● Exercise goal
Find all the lines in the entries below that hold the word "this" and copy them.

======== Extracted data ========

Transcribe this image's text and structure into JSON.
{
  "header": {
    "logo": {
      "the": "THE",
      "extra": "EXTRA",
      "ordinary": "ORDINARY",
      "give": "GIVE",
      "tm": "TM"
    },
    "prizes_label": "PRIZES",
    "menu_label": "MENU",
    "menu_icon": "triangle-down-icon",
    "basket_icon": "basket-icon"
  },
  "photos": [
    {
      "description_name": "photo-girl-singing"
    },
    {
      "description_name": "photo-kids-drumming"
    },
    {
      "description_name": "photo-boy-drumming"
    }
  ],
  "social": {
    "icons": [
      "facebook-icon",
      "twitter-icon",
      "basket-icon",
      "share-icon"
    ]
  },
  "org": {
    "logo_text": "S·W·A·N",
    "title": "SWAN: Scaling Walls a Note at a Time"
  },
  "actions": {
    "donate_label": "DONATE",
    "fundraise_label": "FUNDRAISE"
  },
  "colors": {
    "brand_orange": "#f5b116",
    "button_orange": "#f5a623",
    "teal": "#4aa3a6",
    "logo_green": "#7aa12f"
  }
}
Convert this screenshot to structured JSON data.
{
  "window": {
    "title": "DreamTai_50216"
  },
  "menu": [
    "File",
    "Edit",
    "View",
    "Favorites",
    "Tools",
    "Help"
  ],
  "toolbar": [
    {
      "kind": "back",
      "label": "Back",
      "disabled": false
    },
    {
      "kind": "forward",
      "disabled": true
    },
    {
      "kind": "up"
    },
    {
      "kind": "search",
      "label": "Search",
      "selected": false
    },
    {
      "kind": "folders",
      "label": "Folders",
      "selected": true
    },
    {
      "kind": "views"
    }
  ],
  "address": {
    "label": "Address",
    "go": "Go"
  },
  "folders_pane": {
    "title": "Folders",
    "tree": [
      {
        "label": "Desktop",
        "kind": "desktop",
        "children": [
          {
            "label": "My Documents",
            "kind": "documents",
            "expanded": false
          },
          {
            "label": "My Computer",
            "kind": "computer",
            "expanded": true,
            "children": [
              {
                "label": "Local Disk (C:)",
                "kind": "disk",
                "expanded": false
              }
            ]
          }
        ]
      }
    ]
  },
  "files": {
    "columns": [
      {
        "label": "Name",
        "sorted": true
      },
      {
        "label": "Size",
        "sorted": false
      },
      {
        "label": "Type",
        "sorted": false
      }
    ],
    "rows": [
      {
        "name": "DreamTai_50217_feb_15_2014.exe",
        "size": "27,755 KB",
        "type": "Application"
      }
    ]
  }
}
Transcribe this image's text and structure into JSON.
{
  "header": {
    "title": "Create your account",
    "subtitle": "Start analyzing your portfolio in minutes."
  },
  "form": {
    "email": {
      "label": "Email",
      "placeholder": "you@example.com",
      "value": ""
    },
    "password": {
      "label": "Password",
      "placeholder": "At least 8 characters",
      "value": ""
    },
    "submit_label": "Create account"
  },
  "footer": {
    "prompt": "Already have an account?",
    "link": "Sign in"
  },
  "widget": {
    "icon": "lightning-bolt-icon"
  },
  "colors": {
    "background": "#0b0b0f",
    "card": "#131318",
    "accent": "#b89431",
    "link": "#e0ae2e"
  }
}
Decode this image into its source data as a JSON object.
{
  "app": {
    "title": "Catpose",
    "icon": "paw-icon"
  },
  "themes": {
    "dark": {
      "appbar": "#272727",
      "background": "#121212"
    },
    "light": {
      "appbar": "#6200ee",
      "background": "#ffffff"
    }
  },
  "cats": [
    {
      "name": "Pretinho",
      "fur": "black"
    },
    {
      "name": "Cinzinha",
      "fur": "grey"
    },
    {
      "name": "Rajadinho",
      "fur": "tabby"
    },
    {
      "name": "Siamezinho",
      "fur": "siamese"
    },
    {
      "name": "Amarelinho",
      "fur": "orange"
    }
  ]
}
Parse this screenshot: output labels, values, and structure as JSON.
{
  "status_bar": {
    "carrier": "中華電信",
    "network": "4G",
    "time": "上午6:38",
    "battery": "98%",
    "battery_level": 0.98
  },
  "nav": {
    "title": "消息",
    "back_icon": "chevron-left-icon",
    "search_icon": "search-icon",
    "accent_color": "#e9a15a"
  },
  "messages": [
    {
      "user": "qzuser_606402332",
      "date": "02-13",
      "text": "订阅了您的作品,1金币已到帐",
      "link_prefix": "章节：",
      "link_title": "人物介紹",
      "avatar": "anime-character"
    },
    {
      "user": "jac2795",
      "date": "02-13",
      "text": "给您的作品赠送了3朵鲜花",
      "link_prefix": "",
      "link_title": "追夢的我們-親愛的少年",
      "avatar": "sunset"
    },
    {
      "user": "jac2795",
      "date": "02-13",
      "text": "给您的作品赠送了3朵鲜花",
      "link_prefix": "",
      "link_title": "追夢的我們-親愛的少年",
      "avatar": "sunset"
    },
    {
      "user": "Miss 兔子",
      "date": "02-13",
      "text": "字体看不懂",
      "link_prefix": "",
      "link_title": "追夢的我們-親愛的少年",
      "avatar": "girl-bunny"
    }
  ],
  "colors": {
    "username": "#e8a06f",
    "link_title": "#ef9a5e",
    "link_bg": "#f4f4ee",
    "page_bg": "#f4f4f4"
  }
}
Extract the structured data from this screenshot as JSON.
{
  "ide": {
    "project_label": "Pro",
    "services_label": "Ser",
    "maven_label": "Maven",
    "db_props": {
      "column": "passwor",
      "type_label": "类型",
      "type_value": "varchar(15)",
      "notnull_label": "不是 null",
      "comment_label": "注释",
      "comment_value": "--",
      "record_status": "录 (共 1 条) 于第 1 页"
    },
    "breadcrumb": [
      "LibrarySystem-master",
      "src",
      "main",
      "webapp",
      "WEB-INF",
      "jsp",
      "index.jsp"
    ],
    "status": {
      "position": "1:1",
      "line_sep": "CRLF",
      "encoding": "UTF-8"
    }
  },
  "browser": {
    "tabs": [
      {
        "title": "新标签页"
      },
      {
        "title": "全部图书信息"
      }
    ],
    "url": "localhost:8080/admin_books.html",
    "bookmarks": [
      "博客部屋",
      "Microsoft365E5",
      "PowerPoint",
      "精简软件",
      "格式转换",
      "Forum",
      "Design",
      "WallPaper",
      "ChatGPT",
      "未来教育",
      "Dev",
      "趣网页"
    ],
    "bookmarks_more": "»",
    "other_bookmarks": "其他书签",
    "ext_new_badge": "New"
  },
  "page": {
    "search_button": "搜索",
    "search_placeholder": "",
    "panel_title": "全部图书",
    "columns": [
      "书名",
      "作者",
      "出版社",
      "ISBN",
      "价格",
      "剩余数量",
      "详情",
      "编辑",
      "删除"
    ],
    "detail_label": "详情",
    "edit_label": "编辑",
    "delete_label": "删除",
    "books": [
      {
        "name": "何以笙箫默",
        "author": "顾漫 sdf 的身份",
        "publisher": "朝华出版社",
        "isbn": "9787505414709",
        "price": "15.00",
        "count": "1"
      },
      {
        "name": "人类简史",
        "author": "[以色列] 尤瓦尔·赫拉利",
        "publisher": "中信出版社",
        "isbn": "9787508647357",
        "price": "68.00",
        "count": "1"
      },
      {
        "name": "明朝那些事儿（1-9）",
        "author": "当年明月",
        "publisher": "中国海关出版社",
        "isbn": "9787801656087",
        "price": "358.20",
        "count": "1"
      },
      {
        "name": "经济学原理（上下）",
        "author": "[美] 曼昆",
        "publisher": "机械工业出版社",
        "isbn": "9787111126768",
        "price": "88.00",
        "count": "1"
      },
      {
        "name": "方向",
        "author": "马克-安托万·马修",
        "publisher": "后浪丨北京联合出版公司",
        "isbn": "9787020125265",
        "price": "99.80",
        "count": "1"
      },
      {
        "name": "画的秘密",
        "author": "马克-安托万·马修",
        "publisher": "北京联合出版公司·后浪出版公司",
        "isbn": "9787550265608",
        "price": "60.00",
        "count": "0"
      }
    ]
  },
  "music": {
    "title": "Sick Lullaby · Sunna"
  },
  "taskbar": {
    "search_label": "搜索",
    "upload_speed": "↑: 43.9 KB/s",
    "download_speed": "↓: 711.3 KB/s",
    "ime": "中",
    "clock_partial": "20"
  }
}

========

● Answer box
Transcribe this image's text and structure into JSON.
Convert this screenshot to structured JSON data.
Transcribe this image's text and structure into JSON.
Decode this image into its source data as a JSON object.
Parse this screenshot: output labels, values, and structure as JSON.
Extract the structured data from this screenshot as JSON.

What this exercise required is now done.